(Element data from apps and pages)

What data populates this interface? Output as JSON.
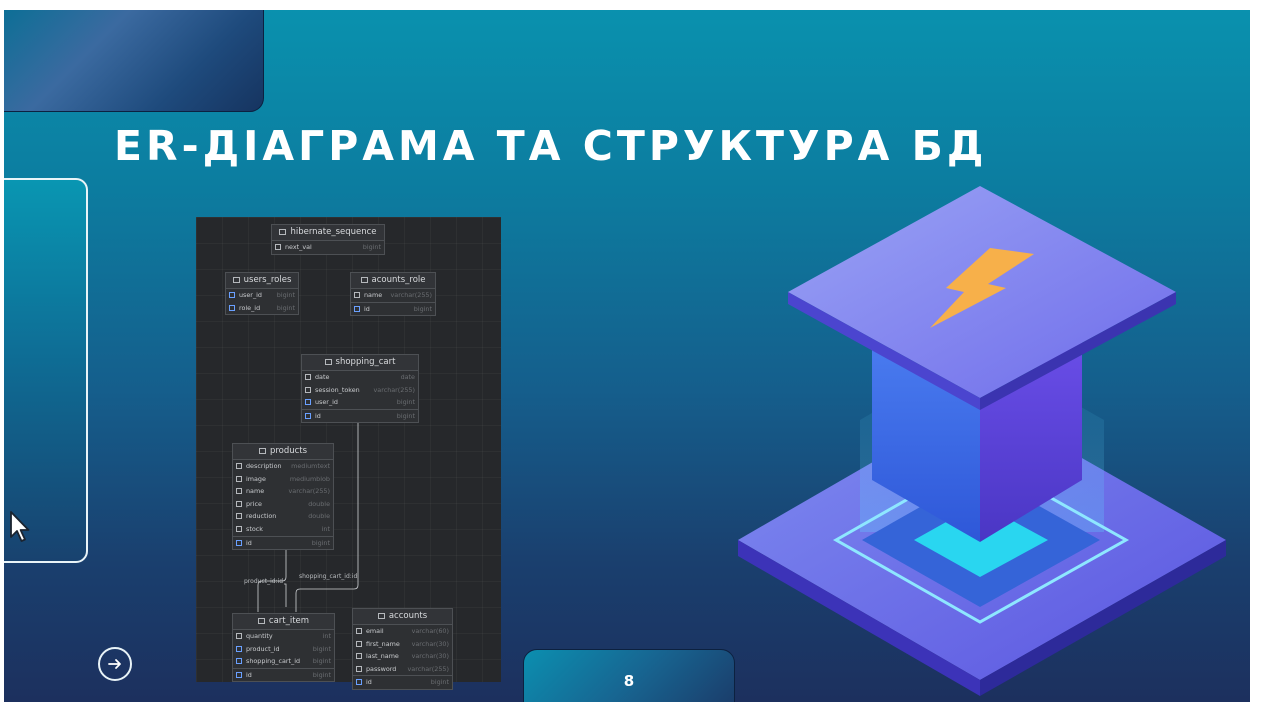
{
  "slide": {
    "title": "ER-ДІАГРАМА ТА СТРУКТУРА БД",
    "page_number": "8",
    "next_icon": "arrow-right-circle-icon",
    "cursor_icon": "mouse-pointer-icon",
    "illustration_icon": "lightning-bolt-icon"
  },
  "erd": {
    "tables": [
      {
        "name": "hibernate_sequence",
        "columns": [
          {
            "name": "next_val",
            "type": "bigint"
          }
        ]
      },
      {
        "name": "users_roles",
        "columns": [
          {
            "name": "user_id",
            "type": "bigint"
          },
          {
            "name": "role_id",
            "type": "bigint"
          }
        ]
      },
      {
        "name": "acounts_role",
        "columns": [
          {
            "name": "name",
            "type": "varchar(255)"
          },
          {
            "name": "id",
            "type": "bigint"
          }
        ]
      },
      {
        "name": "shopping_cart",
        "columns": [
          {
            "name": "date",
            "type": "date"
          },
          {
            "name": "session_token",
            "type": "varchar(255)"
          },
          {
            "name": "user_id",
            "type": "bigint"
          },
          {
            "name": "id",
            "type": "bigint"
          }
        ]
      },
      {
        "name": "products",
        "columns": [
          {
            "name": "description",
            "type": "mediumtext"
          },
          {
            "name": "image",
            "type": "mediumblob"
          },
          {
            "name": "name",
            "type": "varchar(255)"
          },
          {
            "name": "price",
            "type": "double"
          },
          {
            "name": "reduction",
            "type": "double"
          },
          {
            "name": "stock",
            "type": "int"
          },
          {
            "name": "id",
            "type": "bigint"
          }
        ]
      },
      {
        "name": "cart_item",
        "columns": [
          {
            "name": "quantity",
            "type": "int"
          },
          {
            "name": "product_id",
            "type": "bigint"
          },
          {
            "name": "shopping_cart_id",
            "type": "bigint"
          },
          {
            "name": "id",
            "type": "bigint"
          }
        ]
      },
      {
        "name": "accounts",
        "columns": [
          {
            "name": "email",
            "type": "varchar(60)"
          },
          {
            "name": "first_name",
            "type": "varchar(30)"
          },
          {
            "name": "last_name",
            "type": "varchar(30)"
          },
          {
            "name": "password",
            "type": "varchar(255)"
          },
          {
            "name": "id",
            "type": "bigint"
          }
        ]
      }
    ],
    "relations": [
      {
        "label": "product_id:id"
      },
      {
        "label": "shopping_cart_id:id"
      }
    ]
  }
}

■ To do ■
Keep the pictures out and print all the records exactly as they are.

■ Solved exercise ■
What data populates this interface? Output as JSON.
{
  "slide": {
    "title": "ER-ДІАГРАМА ТА СТРУКТУРА БД",
    "page_number": "8",
    "next_icon": "arrow-right-circle-icon",
    "cursor_icon": "mouse-pointer-icon",
    "illustration_icon": "lightning-bolt-icon"
  },
  "erd": {
    "tables": [
      {
        "name": "hibernate_sequence",
        "columns": [
          {
            "name": "next_val",
            "type": "bigint"
          }
        ]
      },
      {
        "name": "users_roles",
        "columns": [
          {
            "name": "user_id",
            "type": "bigint"
          },
          {
            "name": "role_id",
            "type": "bigint"
          }
        ]
      },
      {
        "name": "acounts_role",
        "columns": [
          {
            "name": "name",
            "type": "varchar(255)"
          },
          {
            "name": "id",
            "type": "bigint"
          }
        ]
      },
      {
        "name": "shopping_cart",
        "columns": [
          {
            "name": "date",
            "type": "date"
          },
          {
            "name": "session_token",
            "type": "varchar(255)"
          },
          {
            "name": "user_id",
            "type": "bigint"
          },
          {
            "name": "id",
            "type": "bigint"
          }
        ]
      },
      {
        "name": "products",
        "columns": [
          {
            "name": "description",
            "type": "mediumtext"
          },
          {
            "name": "image",
            "type": "mediumblob"
          },
          {
            "name": "name",
            "type": "varchar(255)"
          },
          {
            "name": "price",
            "type": "double"
          },
          {
            "name": "reduction",
            "type": "double"
          },
          {
            "name": "stock",
            "type": "int"
          },
          {
            "name": "id",
            "type": "bigint"
          }
        ]
      },
      {
        "name": "cart_item",
        "columns": [
          {
            "name": "quantity",
            "type": "int"
          },
          {
            "name": "product_id",
            "type": "bigint"
          },
          {
            "name": "shopping_cart_id",
            "type": "bigint"
          },
          {
            "name": "id",
            "type": "bigint"
          }
        ]
      },
      {
        "name": "accounts",
        "columns": [
          {
            "name": "email",
            "type": "varchar(60)"
          },
          {
            "name": "first_name",
            "type": "varchar(30)"
          },
          {
            "name": "last_name",
            "type": "varchar(30)"
          },
          {
            "name": "password",
            "type": "varchar(255)"
          },
          {
            "name": "id",
            "type": "bigint"
          }
        ]
      }
    ],
    "relations": [
      {
        "label": "product_id:id"
      },
      {
        "label": "shopping_cart_id:id"
      }
    ]
  }
}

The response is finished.